Using the entries below, show all lines with the string "value".

[Website and app data records]
========================================

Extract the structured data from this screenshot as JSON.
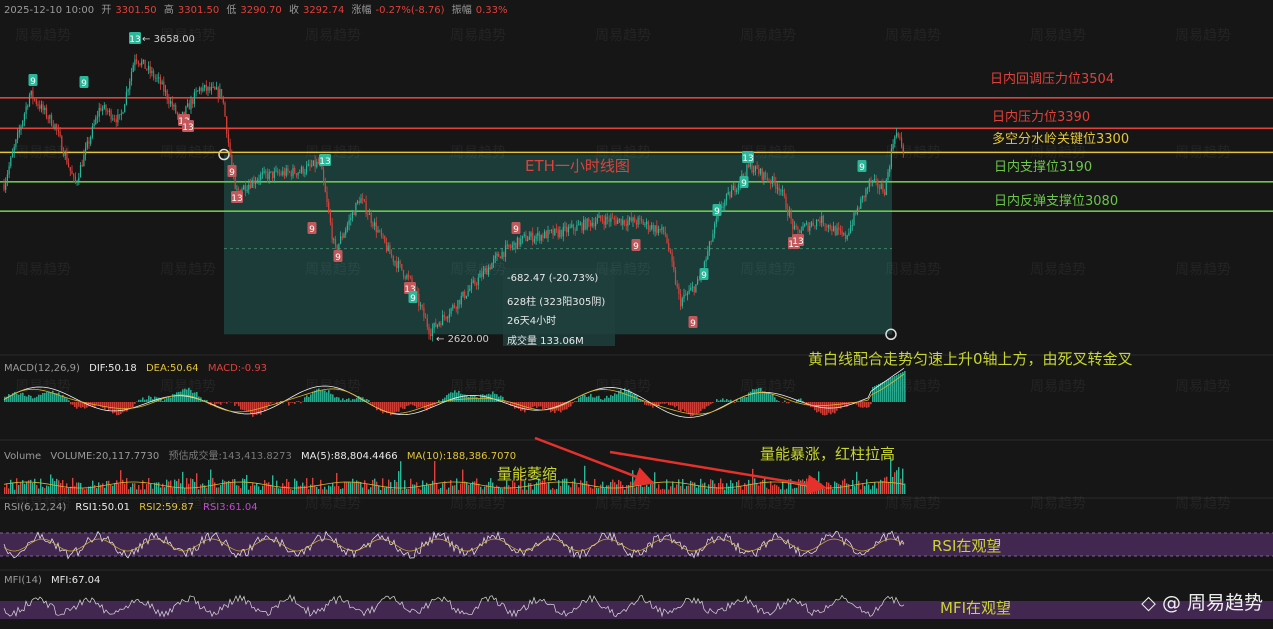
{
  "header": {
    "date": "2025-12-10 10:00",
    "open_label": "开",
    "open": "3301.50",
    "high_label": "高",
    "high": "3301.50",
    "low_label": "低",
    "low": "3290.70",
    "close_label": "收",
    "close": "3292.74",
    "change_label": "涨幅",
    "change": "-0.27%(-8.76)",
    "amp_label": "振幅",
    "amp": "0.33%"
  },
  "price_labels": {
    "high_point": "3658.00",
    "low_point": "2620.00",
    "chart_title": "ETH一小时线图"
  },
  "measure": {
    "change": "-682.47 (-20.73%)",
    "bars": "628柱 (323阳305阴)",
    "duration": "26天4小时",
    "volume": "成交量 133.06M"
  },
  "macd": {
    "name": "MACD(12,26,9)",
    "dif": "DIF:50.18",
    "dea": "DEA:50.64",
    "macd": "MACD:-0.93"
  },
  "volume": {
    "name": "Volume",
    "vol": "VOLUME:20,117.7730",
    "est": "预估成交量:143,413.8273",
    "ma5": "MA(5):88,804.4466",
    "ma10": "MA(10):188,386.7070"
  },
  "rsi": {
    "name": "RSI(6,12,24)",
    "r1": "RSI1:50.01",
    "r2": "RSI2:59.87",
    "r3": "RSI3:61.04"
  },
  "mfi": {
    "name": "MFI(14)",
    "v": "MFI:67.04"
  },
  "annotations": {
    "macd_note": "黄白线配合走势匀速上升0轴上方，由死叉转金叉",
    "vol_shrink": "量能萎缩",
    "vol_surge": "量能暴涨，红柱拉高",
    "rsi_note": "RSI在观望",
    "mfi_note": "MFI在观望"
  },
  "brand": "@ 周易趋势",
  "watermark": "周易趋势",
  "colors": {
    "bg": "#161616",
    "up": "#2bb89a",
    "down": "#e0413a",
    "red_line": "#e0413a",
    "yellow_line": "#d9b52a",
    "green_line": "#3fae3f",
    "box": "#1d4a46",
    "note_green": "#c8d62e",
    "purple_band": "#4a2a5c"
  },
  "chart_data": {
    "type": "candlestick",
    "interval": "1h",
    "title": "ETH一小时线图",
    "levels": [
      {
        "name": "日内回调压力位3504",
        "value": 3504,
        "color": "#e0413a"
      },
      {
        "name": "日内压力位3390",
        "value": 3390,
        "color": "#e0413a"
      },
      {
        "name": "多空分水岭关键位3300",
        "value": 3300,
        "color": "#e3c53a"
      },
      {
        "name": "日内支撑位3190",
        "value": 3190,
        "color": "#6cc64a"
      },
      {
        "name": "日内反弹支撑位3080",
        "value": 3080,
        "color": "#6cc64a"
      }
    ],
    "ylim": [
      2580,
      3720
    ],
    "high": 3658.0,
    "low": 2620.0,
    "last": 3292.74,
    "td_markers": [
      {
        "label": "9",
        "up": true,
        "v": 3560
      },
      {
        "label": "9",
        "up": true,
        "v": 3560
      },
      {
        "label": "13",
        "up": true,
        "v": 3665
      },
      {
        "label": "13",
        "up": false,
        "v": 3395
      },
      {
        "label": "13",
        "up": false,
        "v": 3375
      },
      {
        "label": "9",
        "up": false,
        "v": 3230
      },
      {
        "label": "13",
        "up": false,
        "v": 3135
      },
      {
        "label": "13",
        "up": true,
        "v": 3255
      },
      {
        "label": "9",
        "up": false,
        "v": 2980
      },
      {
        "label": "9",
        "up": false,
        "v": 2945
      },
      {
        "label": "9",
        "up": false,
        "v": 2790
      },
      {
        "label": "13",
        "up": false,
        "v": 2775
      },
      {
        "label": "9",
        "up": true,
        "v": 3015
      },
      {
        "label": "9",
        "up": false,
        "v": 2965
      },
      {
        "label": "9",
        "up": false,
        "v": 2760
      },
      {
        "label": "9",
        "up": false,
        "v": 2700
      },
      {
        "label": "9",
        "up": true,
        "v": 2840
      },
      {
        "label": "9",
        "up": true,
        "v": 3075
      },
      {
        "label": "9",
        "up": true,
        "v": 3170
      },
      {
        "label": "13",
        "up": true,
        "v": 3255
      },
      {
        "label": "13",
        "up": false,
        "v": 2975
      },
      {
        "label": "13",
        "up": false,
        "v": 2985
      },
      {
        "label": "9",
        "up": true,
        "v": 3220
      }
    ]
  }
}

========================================

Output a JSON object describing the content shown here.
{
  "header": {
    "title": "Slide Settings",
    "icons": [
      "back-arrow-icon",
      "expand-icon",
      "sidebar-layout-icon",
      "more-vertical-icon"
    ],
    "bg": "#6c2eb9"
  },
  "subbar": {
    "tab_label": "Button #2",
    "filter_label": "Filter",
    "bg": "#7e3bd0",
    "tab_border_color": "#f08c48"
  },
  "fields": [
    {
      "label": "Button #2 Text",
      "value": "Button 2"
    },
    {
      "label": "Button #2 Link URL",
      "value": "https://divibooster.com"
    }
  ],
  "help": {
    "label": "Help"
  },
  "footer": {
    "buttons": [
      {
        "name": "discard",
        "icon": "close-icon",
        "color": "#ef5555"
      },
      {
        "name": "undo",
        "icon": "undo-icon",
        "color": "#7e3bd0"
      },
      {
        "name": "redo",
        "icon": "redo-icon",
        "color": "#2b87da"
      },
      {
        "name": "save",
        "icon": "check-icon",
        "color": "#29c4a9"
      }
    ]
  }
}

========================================

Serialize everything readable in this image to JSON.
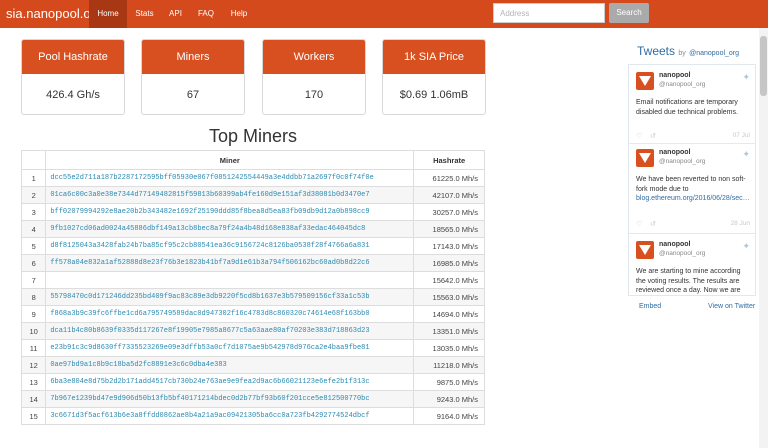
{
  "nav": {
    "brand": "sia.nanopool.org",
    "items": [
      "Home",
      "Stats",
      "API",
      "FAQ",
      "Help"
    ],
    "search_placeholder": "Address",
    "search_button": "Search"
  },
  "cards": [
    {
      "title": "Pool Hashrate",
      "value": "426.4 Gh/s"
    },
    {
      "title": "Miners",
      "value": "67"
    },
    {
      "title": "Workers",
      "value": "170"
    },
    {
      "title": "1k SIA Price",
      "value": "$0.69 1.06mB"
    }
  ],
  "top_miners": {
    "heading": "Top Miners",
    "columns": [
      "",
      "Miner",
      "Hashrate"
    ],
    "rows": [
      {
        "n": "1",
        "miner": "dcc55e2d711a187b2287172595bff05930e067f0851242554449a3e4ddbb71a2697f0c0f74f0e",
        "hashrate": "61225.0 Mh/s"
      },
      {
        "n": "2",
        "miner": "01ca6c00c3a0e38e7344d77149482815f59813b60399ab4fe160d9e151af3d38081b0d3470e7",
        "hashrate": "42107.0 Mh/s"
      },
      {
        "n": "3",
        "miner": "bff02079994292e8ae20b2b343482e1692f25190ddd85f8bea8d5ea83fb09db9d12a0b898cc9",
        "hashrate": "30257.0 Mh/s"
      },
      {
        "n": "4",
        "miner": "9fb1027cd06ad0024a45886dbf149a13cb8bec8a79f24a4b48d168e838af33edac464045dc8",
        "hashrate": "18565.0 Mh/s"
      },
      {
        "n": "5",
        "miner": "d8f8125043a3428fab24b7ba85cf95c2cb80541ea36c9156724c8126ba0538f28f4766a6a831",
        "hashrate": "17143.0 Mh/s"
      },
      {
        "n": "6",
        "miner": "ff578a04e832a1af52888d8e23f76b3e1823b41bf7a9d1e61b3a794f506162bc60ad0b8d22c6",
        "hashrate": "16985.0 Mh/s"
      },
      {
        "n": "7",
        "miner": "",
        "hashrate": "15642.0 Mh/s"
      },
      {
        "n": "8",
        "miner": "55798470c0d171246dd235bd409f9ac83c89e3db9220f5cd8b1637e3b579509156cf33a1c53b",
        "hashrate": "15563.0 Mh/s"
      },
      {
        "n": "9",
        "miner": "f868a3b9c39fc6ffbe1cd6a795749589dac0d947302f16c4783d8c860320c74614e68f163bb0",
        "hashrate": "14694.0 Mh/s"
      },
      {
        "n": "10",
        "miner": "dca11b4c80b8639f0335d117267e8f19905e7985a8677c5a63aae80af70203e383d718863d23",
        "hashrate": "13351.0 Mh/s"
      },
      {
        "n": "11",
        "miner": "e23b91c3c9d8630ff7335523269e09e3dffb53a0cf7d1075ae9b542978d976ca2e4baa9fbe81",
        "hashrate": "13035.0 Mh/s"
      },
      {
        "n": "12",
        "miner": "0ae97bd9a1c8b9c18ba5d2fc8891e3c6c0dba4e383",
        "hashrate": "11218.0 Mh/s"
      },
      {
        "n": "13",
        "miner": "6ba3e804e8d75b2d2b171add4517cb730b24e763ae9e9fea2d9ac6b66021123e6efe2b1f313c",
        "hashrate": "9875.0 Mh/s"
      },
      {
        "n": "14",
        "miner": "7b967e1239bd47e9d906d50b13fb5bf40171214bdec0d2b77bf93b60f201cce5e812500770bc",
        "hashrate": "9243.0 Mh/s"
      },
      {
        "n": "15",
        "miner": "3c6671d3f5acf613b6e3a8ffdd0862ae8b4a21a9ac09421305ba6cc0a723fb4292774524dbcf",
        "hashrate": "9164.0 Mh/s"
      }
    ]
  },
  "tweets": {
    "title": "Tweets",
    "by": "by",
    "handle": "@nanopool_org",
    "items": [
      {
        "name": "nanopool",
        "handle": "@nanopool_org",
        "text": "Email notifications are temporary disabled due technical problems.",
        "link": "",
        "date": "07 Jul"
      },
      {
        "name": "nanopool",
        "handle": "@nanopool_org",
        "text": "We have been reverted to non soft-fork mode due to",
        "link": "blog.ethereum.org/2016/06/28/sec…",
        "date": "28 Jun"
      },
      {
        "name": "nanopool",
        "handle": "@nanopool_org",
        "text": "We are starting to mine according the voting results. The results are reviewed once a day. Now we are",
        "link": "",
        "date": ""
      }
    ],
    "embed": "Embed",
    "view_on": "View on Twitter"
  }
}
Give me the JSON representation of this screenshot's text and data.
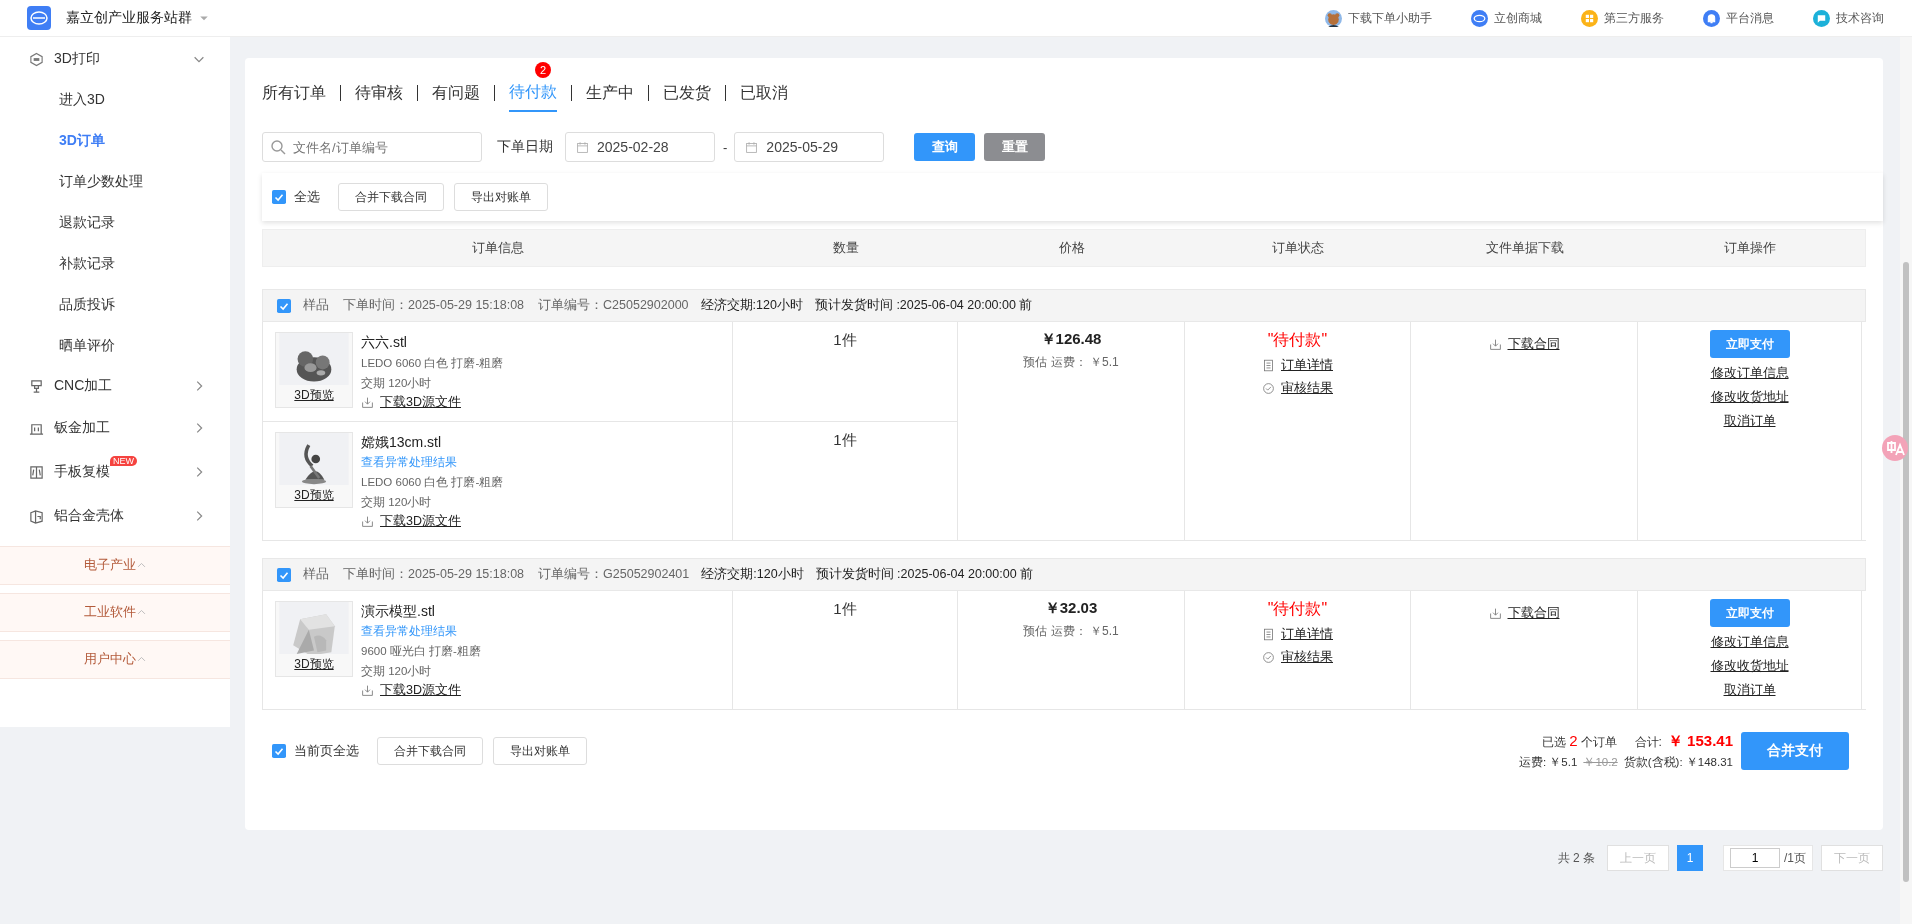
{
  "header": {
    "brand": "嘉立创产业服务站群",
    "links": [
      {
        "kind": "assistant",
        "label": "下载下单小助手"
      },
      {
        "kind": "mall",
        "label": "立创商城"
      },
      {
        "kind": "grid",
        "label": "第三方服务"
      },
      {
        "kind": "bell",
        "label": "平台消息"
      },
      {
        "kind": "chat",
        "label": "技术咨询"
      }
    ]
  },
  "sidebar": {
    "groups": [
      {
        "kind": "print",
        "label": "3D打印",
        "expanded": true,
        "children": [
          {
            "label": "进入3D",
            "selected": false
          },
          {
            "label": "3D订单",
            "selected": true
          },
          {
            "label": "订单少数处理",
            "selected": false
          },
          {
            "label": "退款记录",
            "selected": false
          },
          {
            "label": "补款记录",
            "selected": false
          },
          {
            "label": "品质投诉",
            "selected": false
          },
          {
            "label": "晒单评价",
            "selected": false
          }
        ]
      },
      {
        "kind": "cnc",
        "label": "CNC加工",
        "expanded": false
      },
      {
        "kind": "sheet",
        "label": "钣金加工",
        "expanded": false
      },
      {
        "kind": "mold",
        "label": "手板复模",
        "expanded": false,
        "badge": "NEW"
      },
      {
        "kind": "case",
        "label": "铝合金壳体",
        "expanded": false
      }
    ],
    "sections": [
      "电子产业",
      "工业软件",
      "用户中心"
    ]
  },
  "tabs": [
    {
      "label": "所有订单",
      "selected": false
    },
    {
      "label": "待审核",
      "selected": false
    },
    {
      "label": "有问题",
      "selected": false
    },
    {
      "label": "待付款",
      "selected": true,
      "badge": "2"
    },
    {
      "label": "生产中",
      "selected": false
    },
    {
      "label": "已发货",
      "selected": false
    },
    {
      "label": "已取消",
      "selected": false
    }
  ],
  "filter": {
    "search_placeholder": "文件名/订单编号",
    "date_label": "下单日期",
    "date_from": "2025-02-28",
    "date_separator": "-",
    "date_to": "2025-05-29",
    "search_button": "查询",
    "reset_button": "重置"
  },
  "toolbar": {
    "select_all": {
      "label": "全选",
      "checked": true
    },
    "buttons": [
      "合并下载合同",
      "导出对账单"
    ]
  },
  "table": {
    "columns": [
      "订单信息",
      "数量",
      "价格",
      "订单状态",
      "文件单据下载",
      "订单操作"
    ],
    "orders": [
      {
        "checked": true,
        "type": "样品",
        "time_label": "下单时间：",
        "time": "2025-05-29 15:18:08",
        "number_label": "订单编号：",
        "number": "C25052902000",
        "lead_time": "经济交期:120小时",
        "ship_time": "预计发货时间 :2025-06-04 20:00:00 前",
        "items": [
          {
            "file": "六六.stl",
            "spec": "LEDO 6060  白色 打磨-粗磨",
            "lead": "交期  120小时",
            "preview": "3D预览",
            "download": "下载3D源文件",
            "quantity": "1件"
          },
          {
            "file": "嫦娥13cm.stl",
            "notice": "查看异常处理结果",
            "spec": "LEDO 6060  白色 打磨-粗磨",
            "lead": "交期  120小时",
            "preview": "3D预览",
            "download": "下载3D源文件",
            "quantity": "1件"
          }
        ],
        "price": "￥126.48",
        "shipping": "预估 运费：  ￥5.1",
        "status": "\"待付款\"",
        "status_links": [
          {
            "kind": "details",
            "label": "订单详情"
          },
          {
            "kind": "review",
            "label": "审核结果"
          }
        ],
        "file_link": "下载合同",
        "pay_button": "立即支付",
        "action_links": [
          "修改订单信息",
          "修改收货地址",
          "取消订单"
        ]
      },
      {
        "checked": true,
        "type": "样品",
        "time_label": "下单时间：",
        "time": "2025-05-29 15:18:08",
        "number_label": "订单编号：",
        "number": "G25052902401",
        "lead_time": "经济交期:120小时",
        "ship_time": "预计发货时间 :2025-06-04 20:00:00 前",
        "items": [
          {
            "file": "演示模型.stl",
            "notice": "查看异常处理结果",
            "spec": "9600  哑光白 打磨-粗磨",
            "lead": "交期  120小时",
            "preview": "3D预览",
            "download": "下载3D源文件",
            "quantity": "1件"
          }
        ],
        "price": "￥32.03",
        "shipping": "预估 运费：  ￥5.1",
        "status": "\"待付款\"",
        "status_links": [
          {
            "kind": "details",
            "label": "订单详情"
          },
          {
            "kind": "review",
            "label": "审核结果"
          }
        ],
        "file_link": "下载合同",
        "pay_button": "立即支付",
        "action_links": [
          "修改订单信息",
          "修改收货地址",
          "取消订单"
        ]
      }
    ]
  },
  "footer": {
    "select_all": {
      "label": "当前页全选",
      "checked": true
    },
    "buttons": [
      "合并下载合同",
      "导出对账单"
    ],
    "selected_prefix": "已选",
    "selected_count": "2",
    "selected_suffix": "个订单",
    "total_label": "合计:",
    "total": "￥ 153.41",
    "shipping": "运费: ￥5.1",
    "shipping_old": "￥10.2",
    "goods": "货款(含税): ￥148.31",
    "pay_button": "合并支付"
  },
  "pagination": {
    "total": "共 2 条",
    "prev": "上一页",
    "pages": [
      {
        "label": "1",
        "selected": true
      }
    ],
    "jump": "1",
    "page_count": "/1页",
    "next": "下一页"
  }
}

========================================

— WORKED SOLUTION —
        "value": 3504,
        "value": 3390,
        "value": 3300,
        "value": 3190,
        "value": 3080,
      "value": "Button 2"
      "value": "https://divibooster.com"
      "value": "426.4 Gh/s"
      "value": "67"
      "value": "170"
      "value": "$0.69 1.06mB"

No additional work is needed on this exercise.